In [1]:
from IPython.core.display import Image
Image(url='', width=600)

This session of crucial python borrows heavily from which covers decorators from the ground up.

Background: Functions as first-class objects

In Python, functions are objects that you can pass around and manipulate just as you would a normal variable.

In [2]:
def say_hey():
    """ A function which always returns the string 'hey' """
    return 'hey'
def print_function_output(function):
    """ A function which calls an input function and prints its output """
    print function()

In [3]:
# Functions can also be returned just like normal variables 
def i_return_a_function():
    """ A function which builds a new function and returns it """
    def i_get_returned():
        """ This is a nested function, which gets built during i_return_a_function """
        print "I was built in i_return_a_function"
    return i_get_returned

result = i_return_a_function()
print result
<function i_get_returned at 0x10461cc08>
I was built in i_return_a_function

Background: Function closures

When you define a function within another function, it will remember what the local namespace looked like at definition time.

In [4]:
def make_printer(print_me):
    """ Construct a function which prints whatever was input to make_printer """
    def printer():
        """ Print the value of print_me passed to make_printer when printer was created """
        print print_me
    return printer

hey_printer = make_printer('hey')
you_printer = make_printer('you')

Aside: functools.partial is a more useful example. From the documentation: "The partial() is used for partial function application which “freezes” some portion of a function’s arguments and/or keywords resulting in a new object with a simplified signature."

In [5]:
print int.__doc__
int(x=0) -> int or long
int(x, base=10) -> int or long

Convert a number or string to an integer, or return 0 if no arguments
are given.  If x is floating point, the conversion truncates towards zero.
If x is outside the integer range, the function returns a long instead.

If x is not a number or if base is given, then x must be a string or
Unicode object representing an integer literal in the given base.  The
literal can be preceded by '+' or '-' and be surrounded by whitespace.
The base defaults to 10.  Valid bases are 0 and 2-36.  Base 0 means to
interpret the base from the string as an integer literal.
>>> int('0b100', base=0)
In [6]:
import functools
basetwo = functools.partial(int, base=2)

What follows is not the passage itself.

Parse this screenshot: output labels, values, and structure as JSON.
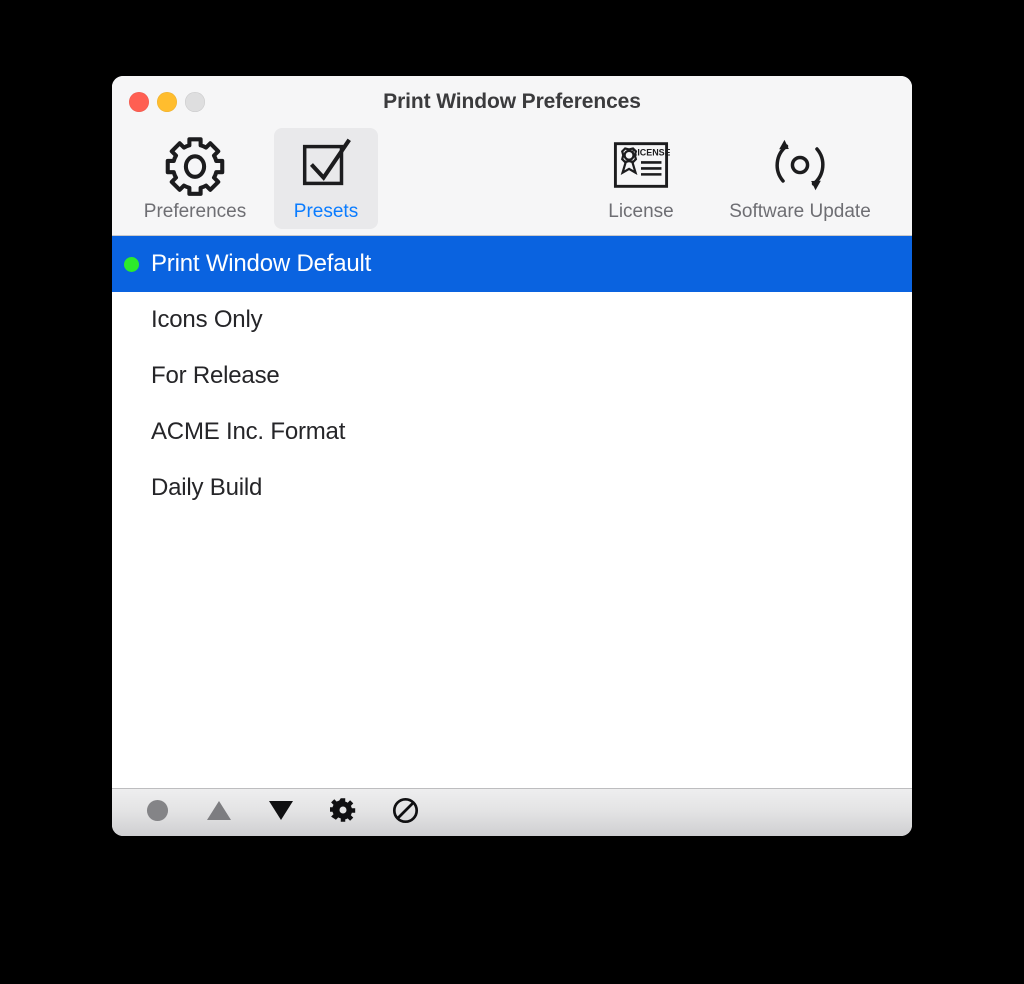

Decorators are simply functions which take a function as input and return a function.

In [7]:
def double_function(function):
    """ Return a version of function which doubles its output """
    def doubler():
        return function()*2
    return doubler

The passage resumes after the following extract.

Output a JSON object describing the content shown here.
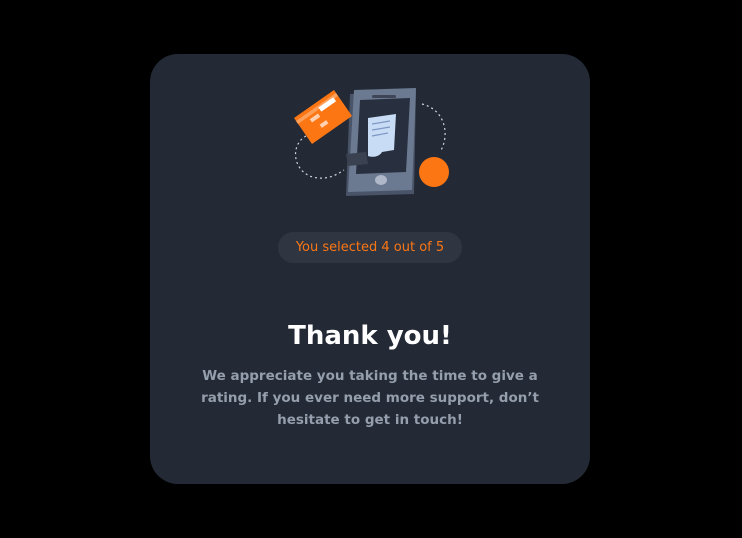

def return_10():
    return 10
return_double_10 = double_function(return_10)
print return_10()
print return_double_10()

The syntax function = decorator(function) ends up popping up a lot when you start using decorators. So, as a convenience, Python includes the @ syntax. Placing @decorator above a function definition replaces the function at definition time with its decorated version. You might remember seeing this syntax last week; it's used by flask extensively.

In [8]:
def return_20():
    return 10
print return_20()

Practical Example

Say we have a bunch of functions, all of which take at least one input: x, which should be a float which is greater than 0. We can use a decorator to check for appropriate values of x and apply it to each function

In [9]:
import warnings
def validate_x(x_function):
    """ Validates the input values of a function. """
    # The *args and **kwargs variables are any function arguments beyond the first
    def x_function_validated(x, *args, **kwargs):
        # Check that x is a float, and try casting it
        if not type(x) is float:
            warnings.warn('x is not a float')
                x = float(x)
                raise TypeError('Could not cast x to a float')
        # Confirm that x is greater than 0
        if not x > 0:
            raise TypeError('x should be greater than 0')
        return x_function(x, *args, **kwargs)
    return x_function_validated

def root(x, n):
    """ Compute the n'th root of x """
    return x**(1/float(n))

def invert_multiply_add(x, multiply=1., add=0.):
    """ Computes multiply/x + add """
    return multiply/x + add
In [10]:
print root(16, 4)
-c:8: UserWarning: x is not a float
In [11]:
print invert_multiply_add(0, 1)
TypeError                                 Traceback (most recent call last)
<ipython-input-11-563bacac26d9> in <module>()
----> 1 print invert_multiply_add(0, 1)

<ipython-input-9-e090e6c8875d> in x_function_validated(x, *args, **kwargs)
     13         # Confirm that x is greater than 0
     14         if not x > 0:
---> 15             raise TypeError('x should be greater than 0')
     16         return x_function(x, *args, **kwargs)
     17     return x_function_validated

TypeError: x should be greater than 0

More substantial examples are available here: